Things You Should Replace Once A Year and Spring is the Right Time.
There’s more to it than clearing out the cobwebs and vacuuming the gnarly coils under your refrigerator. You also need to get rid of the old (and, let’s face it, gross) -- and bring in the new.
Technically, you’re supposed to get rid your toothbrush every three to four months, but if you can’t remember the last time you changed out yours, now’s the time.
Batteries on your smoke and carbon monoxide detectors
These are not the items that you want to go dead. Install new batteries and make sure they don’t go beep in the night.
Eye makeup and foundation
Your eye makeup is one big area for bacteria. Change out your mascara, eyeliner and foundation.
If you live in your sneakers, you may need to get new sneakers.

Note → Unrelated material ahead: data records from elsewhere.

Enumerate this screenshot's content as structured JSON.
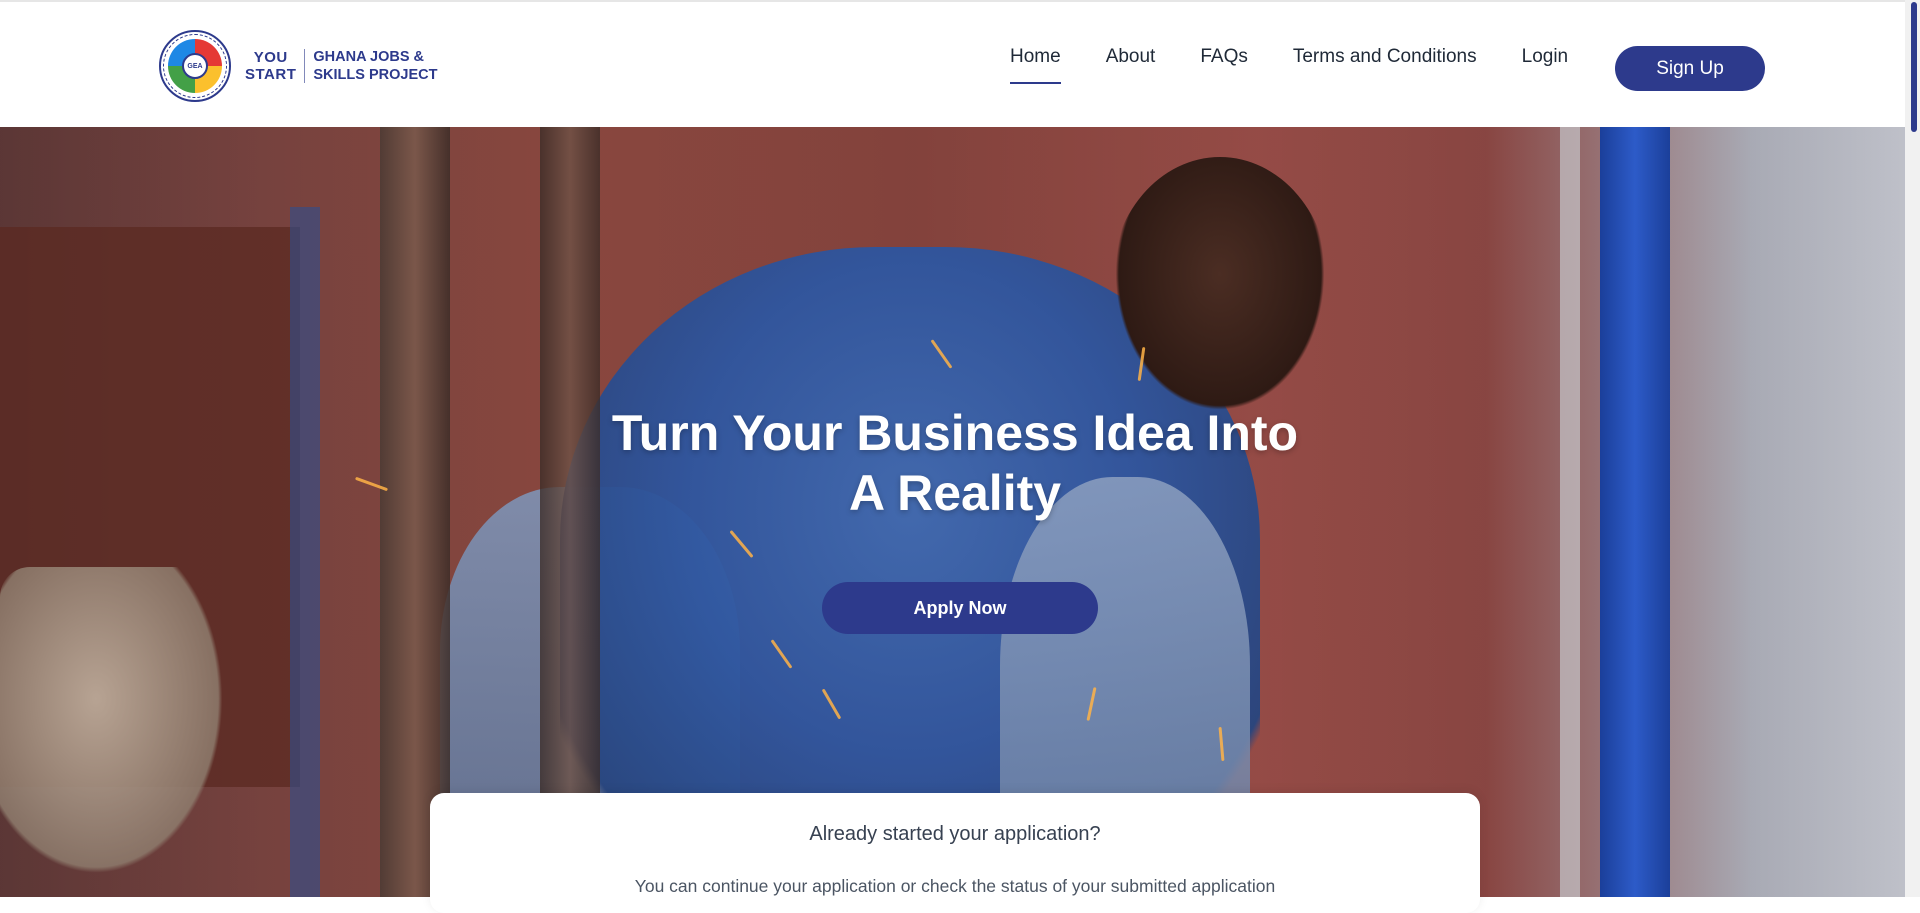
{
  "brand": {
    "seal_text": "GEA",
    "you": "YOU",
    "start": "START",
    "name_line1": "GHANA JOBS &",
    "name_line2": "SKILLS PROJECT"
  },
  "nav": {
    "items": [
      {
        "label": "Home",
        "active": true
      },
      {
        "label": "About",
        "active": false
      },
      {
        "label": "FAQs",
        "active": false
      },
      {
        "label": "Terms and Conditions",
        "active": false
      },
      {
        "label": "Login",
        "active": false
      }
    ],
    "signup_label": "Sign Up"
  },
  "hero": {
    "title_line1": "Turn Your Business Idea Into",
    "title_line2": "A Reality",
    "cta_label": "Apply Now"
  },
  "card": {
    "title": "Already started your application?",
    "subtitle": "You can continue your application or check the status of your submitted application"
  },
  "colors": {
    "primary": "#2d3a8c",
    "text": "#1f2937"
  }
}
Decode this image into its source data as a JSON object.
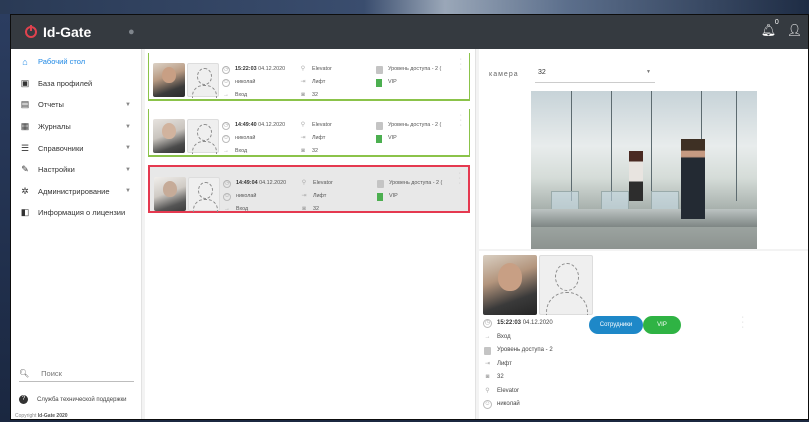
{
  "app": {
    "title": "Id-Gate",
    "notifications": "0"
  },
  "sidebar": {
    "items": [
      {
        "label": "Рабочий стол",
        "icon": "home-icon",
        "glyph": "⌂",
        "active": true,
        "expandable": false
      },
      {
        "label": "База профилей",
        "icon": "id-card-icon",
        "glyph": "▣",
        "active": false,
        "expandable": false
      },
      {
        "label": "Отчеты",
        "icon": "report-icon",
        "glyph": "▤",
        "active": false,
        "expandable": true
      },
      {
        "label": "Журналы",
        "icon": "journal-icon",
        "glyph": "▦",
        "active": false,
        "expandable": true
      },
      {
        "label": "Справочники",
        "icon": "list-icon",
        "glyph": "☰",
        "active": false,
        "expandable": true
      },
      {
        "label": "Настройки",
        "icon": "wrench-icon",
        "glyph": "✎",
        "active": false,
        "expandable": true
      },
      {
        "label": "Администрирование",
        "icon": "gear-icon",
        "glyph": "✲",
        "active": false,
        "expandable": true
      },
      {
        "label": "Информация о лицензии",
        "icon": "license-icon",
        "glyph": "◧",
        "active": false,
        "expandable": false
      }
    ],
    "search_placeholder": "Поиск",
    "support_label": "Служба технической поддержки",
    "copyright_prefix": "Copyright ",
    "copyright_brand": "Id-Gate 2020"
  },
  "events": [
    {
      "time": "15:22:03",
      "date": "04.12.2020",
      "person": "николай",
      "direction": "Вход",
      "location": "Elevator",
      "device": "Лифт",
      "camera": "32",
      "access": "Уровень доступа - 2 (",
      "group": "VIP",
      "selected": false
    },
    {
      "time": "14:49:40",
      "date": "04.12.2020",
      "person": "николай",
      "direction": "Вход",
      "location": "Elevator",
      "device": "Лифт",
      "camera": "32",
      "access": "Уровень доступа - 2 (",
      "group": "VIP",
      "selected": false
    },
    {
      "time": "14:49:04",
      "date": "04.12.2020",
      "person": "николай",
      "direction": "Вход",
      "location": "Elevator",
      "device": "Лифт",
      "camera": "32",
      "access": "Уровень доступа - 2 (",
      "group": "VIP",
      "selected": true
    }
  ],
  "camera": {
    "label": "камера",
    "selected": "32"
  },
  "detail": {
    "time": "15:22:03",
    "date": "04.12.2020",
    "direction": "Вход",
    "access": "Уровень доступа - 2",
    "device": "Лифт",
    "camera": "32",
    "location": "Elevator",
    "person": "николай",
    "badges": [
      {
        "label": "Сотрудники",
        "color": "#1e88c8"
      },
      {
        "label": "VIP",
        "color": "#2fb344"
      }
    ]
  },
  "colors": {
    "accent": "#1e88e5",
    "topbar": "#353a40",
    "ok": "#8bc34a",
    "selected": "#e53950"
  }
}
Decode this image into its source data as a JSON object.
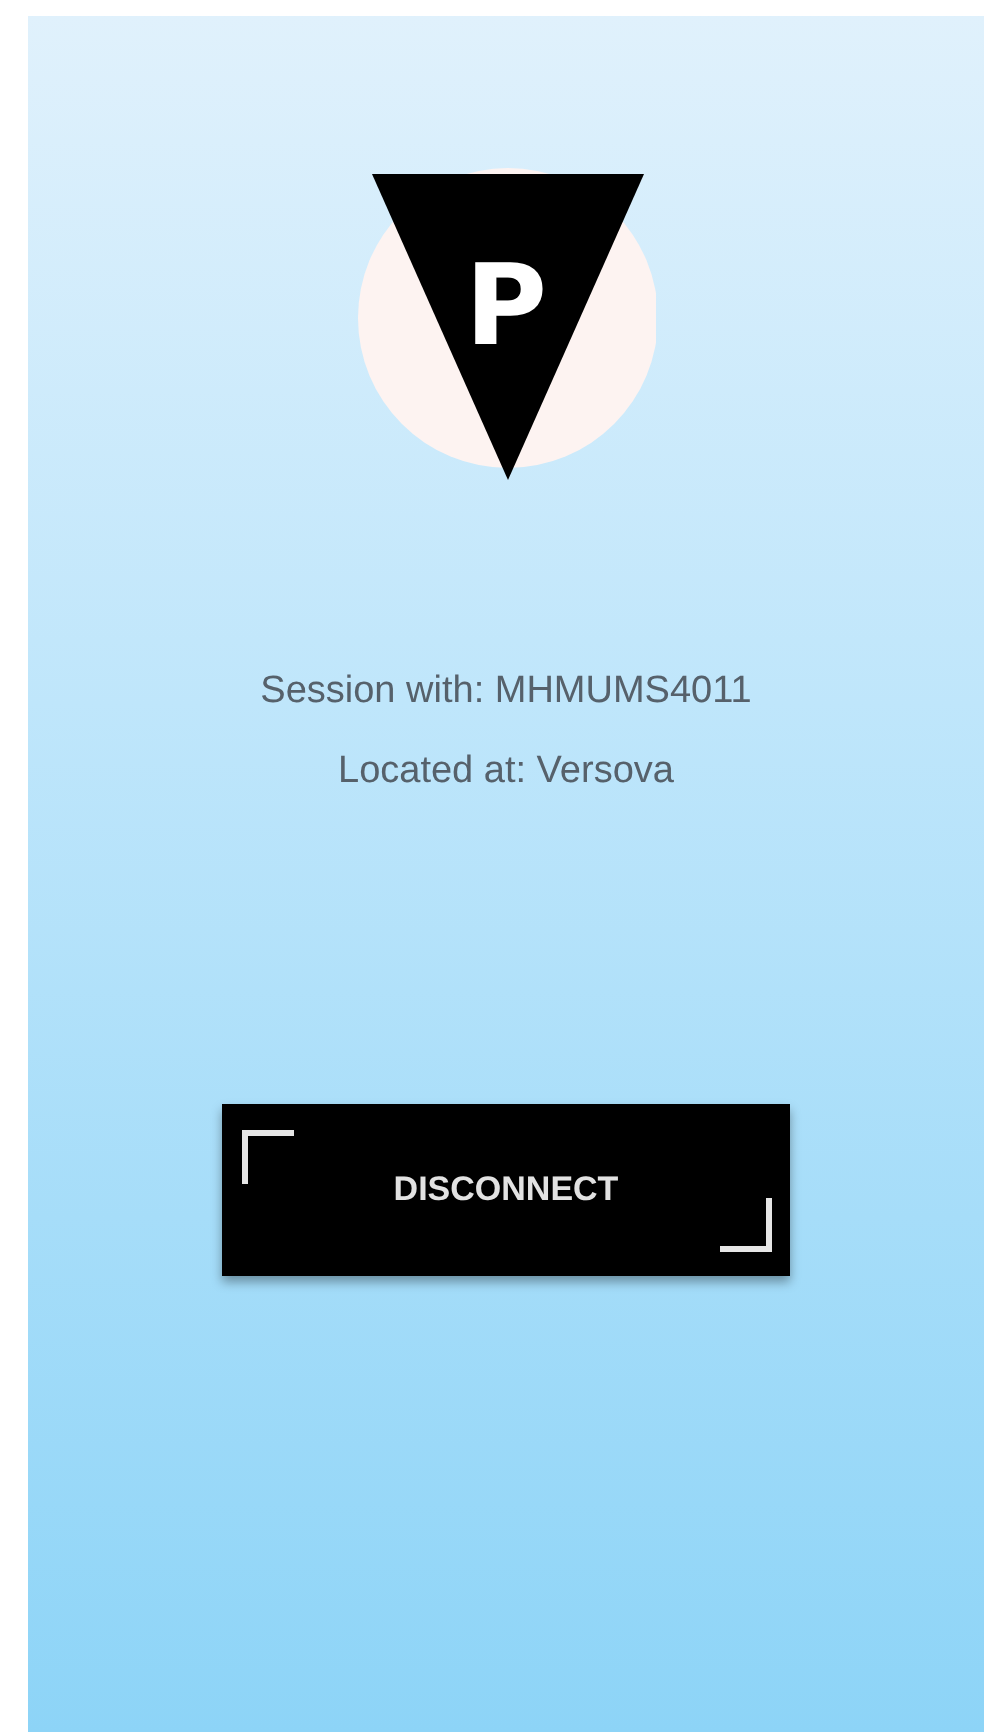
{
  "logo": {
    "letter": "P"
  },
  "session": {
    "label": "Session with: MHMUMS4011",
    "location": "Located at: Versova"
  },
  "button": {
    "label": "DISCONNECT"
  }
}
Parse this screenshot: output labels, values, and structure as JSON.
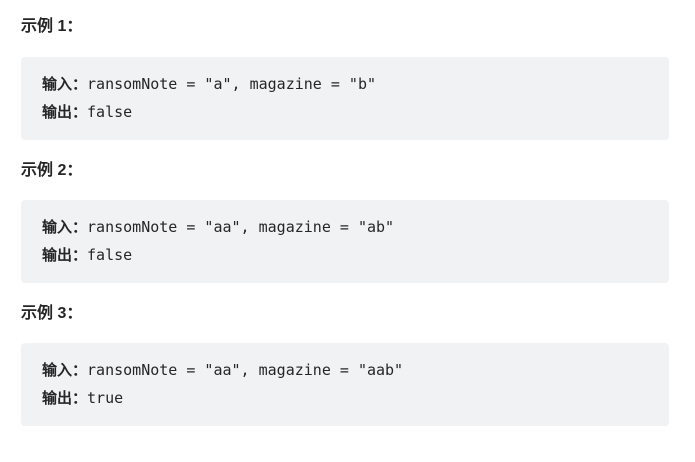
{
  "examples": [
    {
      "heading": "示例 1：",
      "input_label": "输入：",
      "input_value": "ransomNote = \"a\", magazine = \"b\"",
      "output_label": "输出：",
      "output_value": "false"
    },
    {
      "heading": "示例 2：",
      "input_label": "输入：",
      "input_value": "ransomNote = \"aa\", magazine = \"ab\"",
      "output_label": "输出：",
      "output_value": "false"
    },
    {
      "heading": "示例 3：",
      "input_label": "输入：",
      "input_value": "ransomNote = \"aa\", magazine = \"aab\"",
      "output_label": "输出：",
      "output_value": "true"
    }
  ]
}
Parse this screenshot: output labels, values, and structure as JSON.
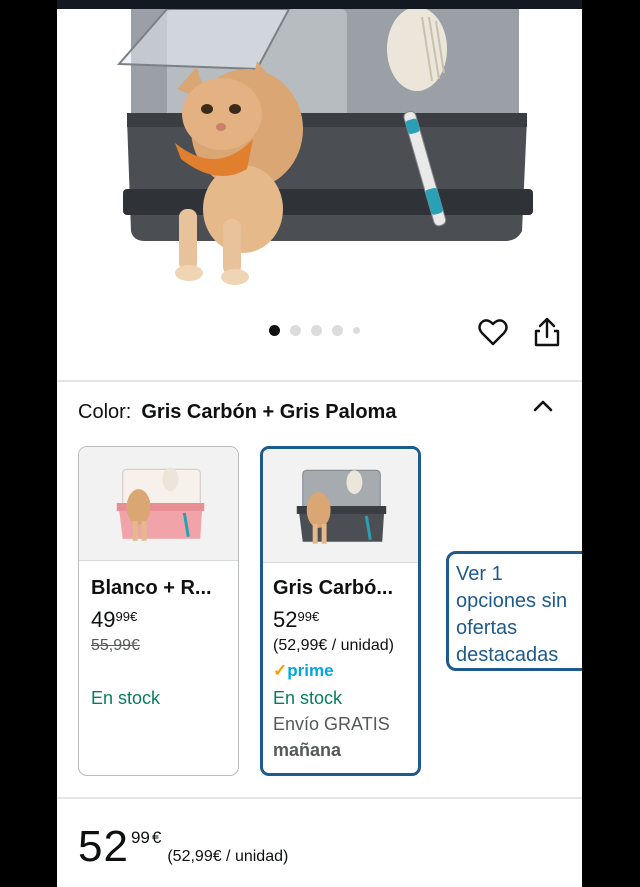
{
  "gallery": {
    "image_count": 5,
    "active_index": 0
  },
  "icons": {
    "favorite": "heart-icon",
    "share": "share-icon",
    "collapse": "chevron-up-icon"
  },
  "variant_selector": {
    "color_label": "Color:",
    "selected_color": "Gris Carbón + Gris Paloma",
    "options": [
      {
        "name": "Blanco + R...",
        "price_whole": "49",
        "price_fraction": "99",
        "currency": "€",
        "list_price": "55,99€",
        "stock": "En stock"
      },
      {
        "name": "Gris Carbó...",
        "price_whole": "52",
        "price_fraction": "99",
        "currency": "€",
        "unit_price": "(52,99€ / unidad)",
        "prime_check": "✓",
        "prime_label": "prime",
        "stock": "En stock",
        "shipping": "Envío GRATIS",
        "delivery": "mañana",
        "selected": true
      }
    ],
    "more_options": "Ver 1 opciones sin ofertas destacadas"
  },
  "buybox": {
    "price_whole": "52",
    "price_fraction": "99",
    "currency": "€",
    "unit_price": "(52,99€ / unidad)"
  },
  "colors": {
    "accent_blue": "#1f5a8c",
    "stock_green": "#067d62",
    "prime_blue": "#00a8e1",
    "top_bar": "#131921"
  }
}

But for most people, their sneakers see enough wear and tear that they won’t provide good support after a year of use.
Your kitchen sponge
Cleaning your kitchen sponge in the dishwasher or with a quick zap in the microwave is better than nothing. However if you’ve just used your sponge to scrub every inch of your kitchen, it’s time to get a new one.
Baking soda in your fridge/freezer
Your baking soda helps absorb the odors from last night’s leftovers. Spring for a fresh box to keep your fridge smelling good.
After a year of use, your pillows are loaded with dried saliva, flakes of dead skin and those icky creatures they attract -- dust mites. Using a washable pillow cover beneath your pillowcase could help you keep your pillows for longer, but if you don’t use covers, change out your pillows every year.
Your water filter
Whether you have a stand-alone filter or one linked to your fridge, it needs to be replaced to help keep your water chemical- and contaminant-free.
Once opened, your sunscreen starts losing potency. Most sunscreens do last for two to three years, but it might be a good idea to trade yours out now for better protection.
Cedar in your closets
Keep the moths at bay by freshening the cedar in your closets -- either by sanding the cedar blocks to refresh the scent, or by replacing them.
Your toilet brush
Even if you’re fastidious about disinfecting it regularly, it still has the grossest job in the house. Trade it in for a fresh one to minimize germ transmission
Canned goods and bottled water in your emergency kit
Even canned goods won’t last forever -- so go ahead and use that soup and beans that you have stockpiled (or donate it to your local food bank) and swap in some fresh supplies.